Browse personal items that survived the Titanic, enjoy dinner with a sea view and shop in the lively market along this scenic walkway.
Get acquainted with Halifax's maritime history and enjoy a scenic waterfront dinner when you stroll along the Halifax Waterfront Boardwalk. The partially paved and wooden walkway extends for approximately 2.5 miles (4 kilometers) and features some of the city’s most fascinating museums and sights.
Start at the southern end and visit the historic Pier 21. Between 1928 and 1971 more than 1 million immigrants took their first steps on Canadian soil at this point. Learn about their experiences of starting life in a new country when you visit the Canadian Museum of Immigration. View immigration records and watch video testimonials from refugees and war orphans, among others.
Continue your stroll northward along the boardwalk to the Maritime Museum of the Atlantic. View shipwreck artifacts and visit exhibitions on two maritime disasters that affected the area: the Halifax Explosion and the sinking of the Titanic. Find out about the tragic explosion that killed 2,000 people in 1917 and discover Halifax’s role in the aftermath of the Titanic going down.
Go to the wharves behind the museum and step aboard one of the highlights of its collections, the CSS Acadia. This research ship was launched in 1913 and served in both world wars. Visit the bridge and chart room and the officers’ quarters.
Don’t miss the excitement of Halifax Seaport Farmers’ Market. The large indoor market hosts more than 250 vendors and claims to be the longest continually running market in North America. Purchase fresh fruit and vegetables, baked goods and fish that has just come off the boat. If you are looking for souvenirs, you’ll find several vendors selling handcrafted garments and jewelry.
The boardwalk is also a lovely place to visit in the evening. Find a table at one of the fish restaurants and dine with magnificent views over the water. Sample oysters, salmon and lobster.

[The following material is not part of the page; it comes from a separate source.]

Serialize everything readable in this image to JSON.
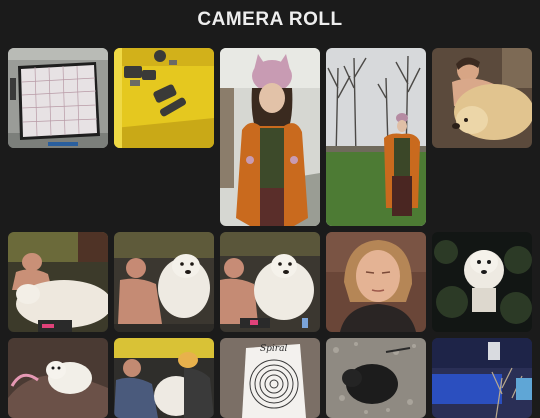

The Halifax Waterfront Boardwalk is a short stroll from the city center. Access is available 24 hours a day. Several bus routes stop at the Halifax Ferry Terminal, which is located just north of the Maritime Museum of the Atlantic along the walkway.